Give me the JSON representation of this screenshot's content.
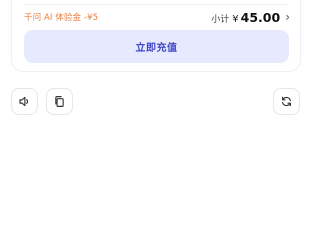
{
  "order_card": {
    "discount_label": "千问 AI 体验金",
    "discount_amount": "-¥5",
    "subtotal_label": "小计",
    "currency_symbol": "¥",
    "subtotal_amount": "45.00",
    "chevron": "›",
    "recharge_button": "立即充值"
  },
  "actions": {
    "left": [
      {
        "name": "speaker-icon"
      },
      {
        "name": "copy-icon"
      }
    ],
    "right": [
      {
        "name": "refresh-icon"
      }
    ]
  },
  "colors": {
    "discount": "#ef7d3c",
    "button_bg": "#e7e9ff",
    "button_text": "#3f46c6"
  }
}
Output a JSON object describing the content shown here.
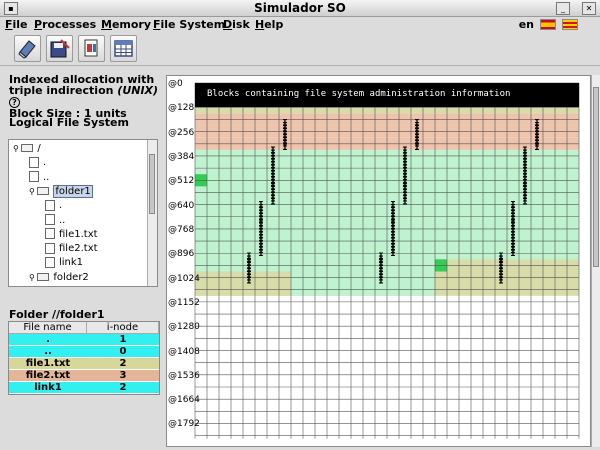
{
  "window": {
    "title": "Simulador SO"
  },
  "menu": [
    {
      "label": "File",
      "key": "F"
    },
    {
      "label": "Processes",
      "key": "P"
    },
    {
      "label": "Memory",
      "key": "M"
    },
    {
      "label": "File System",
      "key": "F"
    },
    {
      "label": "Disk",
      "key": "D"
    },
    {
      "label": "Help",
      "key": "H"
    }
  ],
  "language": {
    "code": "en"
  },
  "toolbar": [
    {
      "name": "tool-1"
    },
    {
      "name": "tool-2"
    },
    {
      "name": "tool-3"
    },
    {
      "name": "tool-4"
    }
  ],
  "info": {
    "line1": "Indexed allocation with",
    "line2_prefix": "triple indirection ",
    "line2_italic": "(UNIX)",
    "help_glyph": "?",
    "line3": "Block Size : 1 units"
  },
  "logical_fs": {
    "title": "Logical File System"
  },
  "tree": [
    {
      "label": "/",
      "type": "folder",
      "level": 0
    },
    {
      "label": ".",
      "type": "file",
      "level": 1
    },
    {
      "label": "..",
      "type": "file",
      "level": 1
    },
    {
      "label": "folder1",
      "type": "folder",
      "level": 1,
      "selected": true
    },
    {
      "label": ".",
      "type": "file",
      "level": 2
    },
    {
      "label": "..",
      "type": "file",
      "level": 2
    },
    {
      "label": "file1.txt",
      "type": "file",
      "level": 2
    },
    {
      "label": "file2.txt",
      "type": "file",
      "level": 2
    },
    {
      "label": "link1",
      "type": "file",
      "level": 2
    },
    {
      "label": "folder2",
      "type": "folder",
      "level": 1
    }
  ],
  "folder_table": {
    "title": "Folder //folder1",
    "headers": [
      "File name",
      "i-node"
    ],
    "rows": [
      {
        "name": ".",
        "inode": "1",
        "color": "#33f0f0"
      },
      {
        "name": "..",
        "inode": "0",
        "color": "#33f0f0"
      },
      {
        "name": "file1.txt",
        "inode": "2",
        "color": "#d8d79a"
      },
      {
        "name": "file2.txt",
        "inode": "3",
        "color": "#e5b59a"
      },
      {
        "name": "link1",
        "inode": "2",
        "color": "#33f0f0"
      }
    ]
  },
  "disk": {
    "banner": "Blocks containing file system administration information",
    "row_labels": [
      "0",
      "128",
      "256",
      "384",
      "512",
      "640",
      "768",
      "896",
      "1024",
      "1152",
      "1280",
      "1408",
      "1536",
      "1664",
      "1792"
    ],
    "marker_glyph": "I",
    "colors": {
      "admin": "#000000",
      "green": "#bff2cf",
      "olive": "#d7dca9",
      "salmon": "#eec4ad",
      "bright_green": "#33cc55",
      "free": "#ffffff",
      "gridline": "#555555"
    }
  }
}
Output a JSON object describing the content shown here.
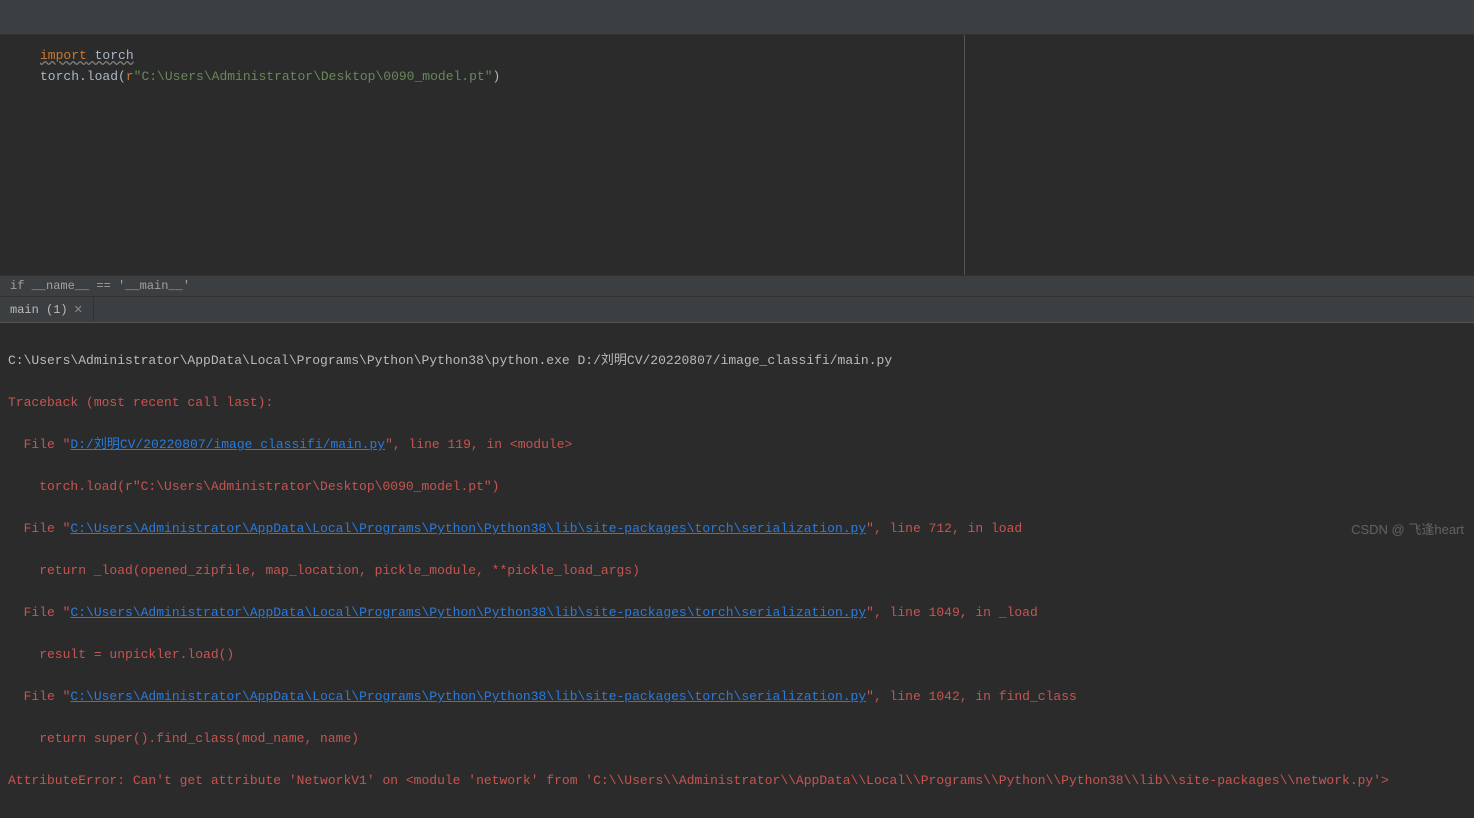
{
  "editor": {
    "line1_import": "import",
    "line1_torch": " torch",
    "line2_pre": "torch.load(",
    "line2_prefix": "r",
    "line2_str": "\"C:\\Users\\Administrator\\Desktop\\0090_model.pt\"",
    "line2_post": ")"
  },
  "breadcrumb": "if __name__ == '__main__'",
  "tab": {
    "label": "main (1)"
  },
  "console": {
    "cmd": "C:\\Users\\Administrator\\AppData\\Local\\Programs\\Python\\Python38\\python.exe D:/刘明CV/20220807/image_classifi/main.py",
    "traceback": "Traceback (most recent call last):",
    "f1_pre": "  File \"",
    "f1_link": "D:/刘明CV/20220807/image_classifi/main.py",
    "f1_post": "\", line 119, in <module>",
    "f1_src": "    torch.load(r\"C:\\Users\\Administrator\\Desktop\\0090_model.pt\")",
    "f2_pre": "  File \"",
    "f2_link": "C:\\Users\\Administrator\\AppData\\Local\\Programs\\Python\\Python38\\lib\\site-packages\\torch\\serialization.py",
    "f2_post": "\", line 712, in load",
    "f2_src": "    return _load(opened_zipfile, map_location, pickle_module, **pickle_load_args)",
    "f3_pre": "  File \"",
    "f3_link": "C:\\Users\\Administrator\\AppData\\Local\\Programs\\Python\\Python38\\lib\\site-packages\\torch\\serialization.py",
    "f3_post": "\", line 1049, in _load",
    "f3_src": "    result = unpickler.load()",
    "f4_pre": "  File \"",
    "f4_link": "C:\\Users\\Administrator\\AppData\\Local\\Programs\\Python\\Python38\\lib\\site-packages\\torch\\serialization.py",
    "f4_post": "\", line 1042, in find_class",
    "f4_src": "    return super().find_class(mod_name, name)",
    "error": "AttributeError: Can't get attribute 'NetworkV1' on <module 'network' from 'C:\\\\Users\\\\Administrator\\\\AppData\\\\Local\\\\Programs\\\\Python\\\\Python38\\\\lib\\\\site-packages\\\\network.py'>"
  },
  "watermark": "CSDN @ 飞逢heart"
}
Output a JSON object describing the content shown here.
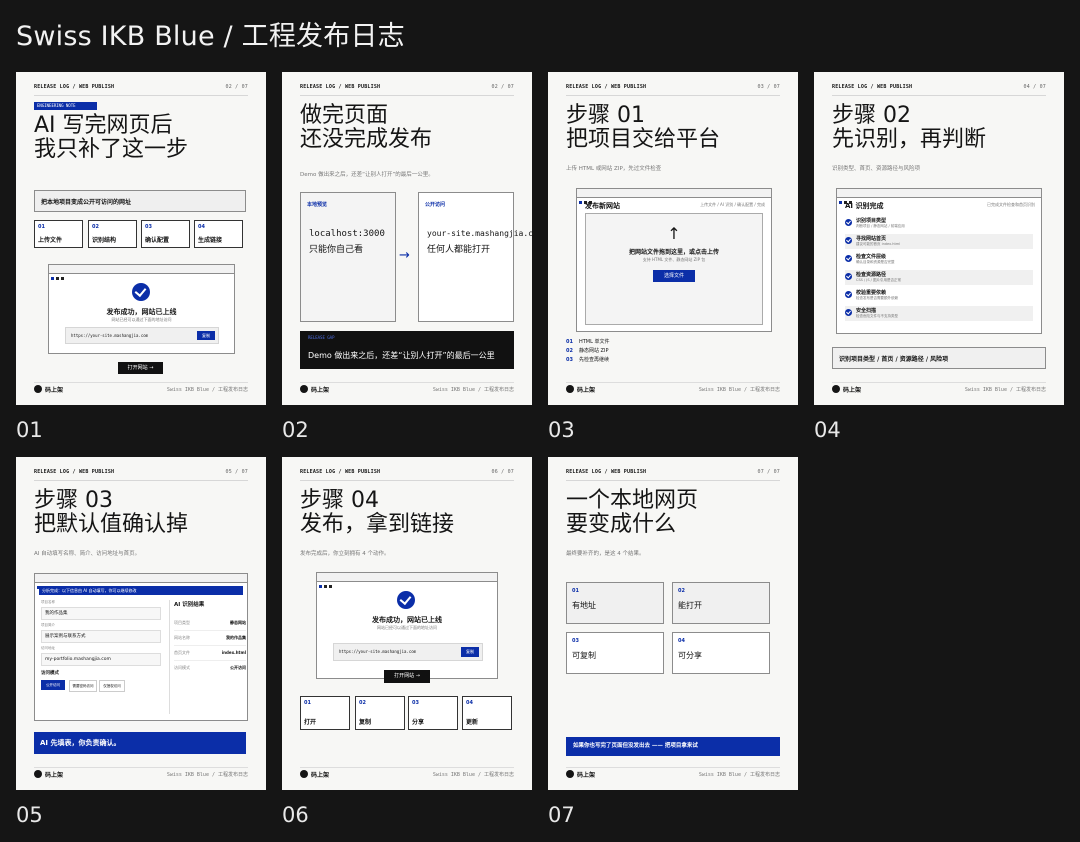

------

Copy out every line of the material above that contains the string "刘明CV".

_SOLUTION TO THIS EXERCISE_
    "cmd": "C:\\Users\\Administrator\\AppData\\Local\\Programs\\Python\\Python38\\python.exe D:/刘明CV/20220807/image_classifi/main.py",
    "f1_link": "D:/刘明CV/20220807/image_classifi/main.py",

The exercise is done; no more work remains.